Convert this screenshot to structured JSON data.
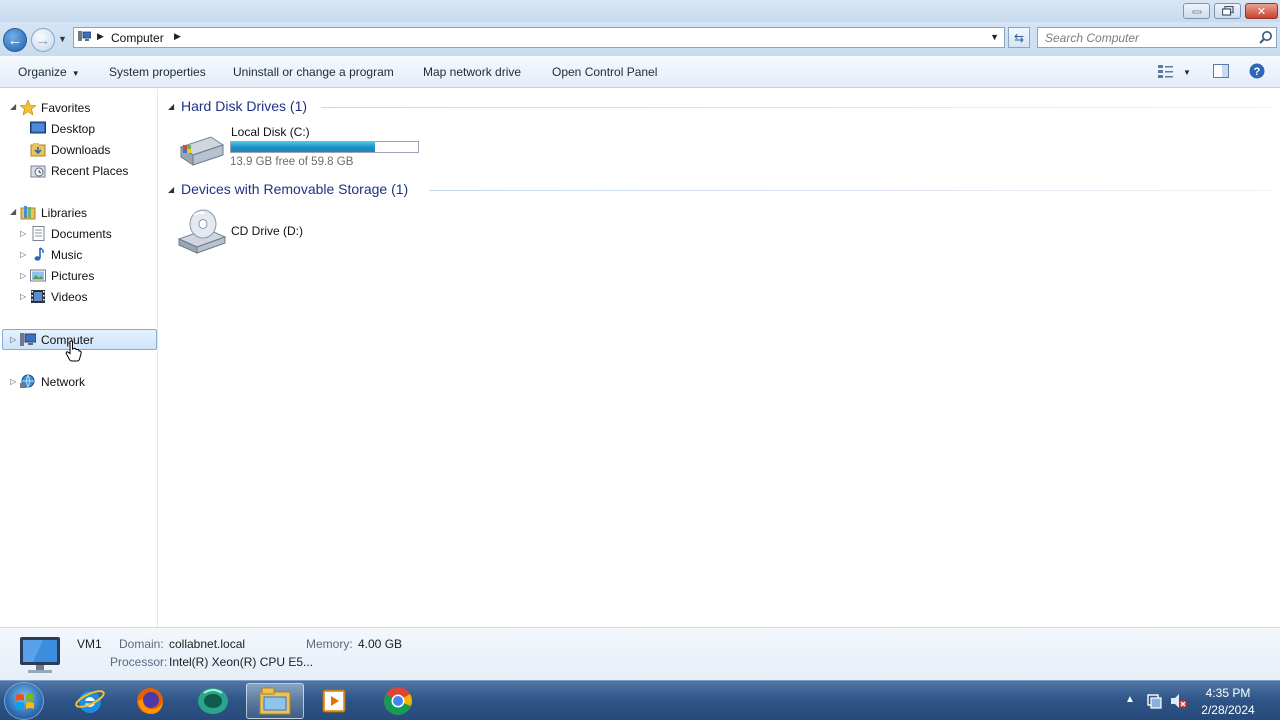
{
  "window": {
    "controls": [
      "minimize-icon",
      "maximize-icon",
      "close-icon"
    ]
  },
  "address": {
    "crumb": "Computer",
    "search_placeholder": "Search Computer"
  },
  "toolbar": {
    "organize": "Organize",
    "system_properties": "System properties",
    "uninstall": "Uninstall or change a program",
    "map_drive": "Map network drive",
    "control_panel": "Open Control Panel"
  },
  "nav": {
    "favorites": "Favorites",
    "desktop": "Desktop",
    "downloads": "Downloads",
    "recent": "Recent Places",
    "libraries": "Libraries",
    "documents": "Documents",
    "music": "Music",
    "pictures": "Pictures",
    "videos": "Videos",
    "computer": "Computer",
    "network": "Network"
  },
  "content": {
    "hard_disks": {
      "title": "Hard Disk Drives (1)",
      "drive_name": "Local Disk (C:)",
      "free_text": "13.9 GB free of 59.8 GB",
      "used_fraction": 0.768
    },
    "removable": {
      "title": "Devices with Removable Storage (1)",
      "drive_name": "CD Drive (D:)"
    }
  },
  "details": {
    "name": "VM1",
    "domain_label": "Domain:",
    "domain_value": "collabnet.local",
    "memory_label": "Memory:",
    "memory_value": "4.00 GB",
    "processor_label": "Processor:",
    "processor_value": "Intel(R) Xeon(R) CPU E5..."
  },
  "taskbar": {
    "apps": [
      "internet-explorer-icon",
      "firefox-icon",
      "app-icon",
      "explorer-icon",
      "media-player-icon",
      "chrome-icon"
    ],
    "time": "4:35 PM",
    "date": "2/28/2024"
  },
  "colors": {
    "group_header": "#1e3287",
    "disk_bar": "#1a8fc4",
    "selection": "#cfe3f9"
  }
}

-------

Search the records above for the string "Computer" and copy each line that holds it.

    "crumb": "Computer",
    "search_placeholder": "Search Computer"
    "computer": "Computer",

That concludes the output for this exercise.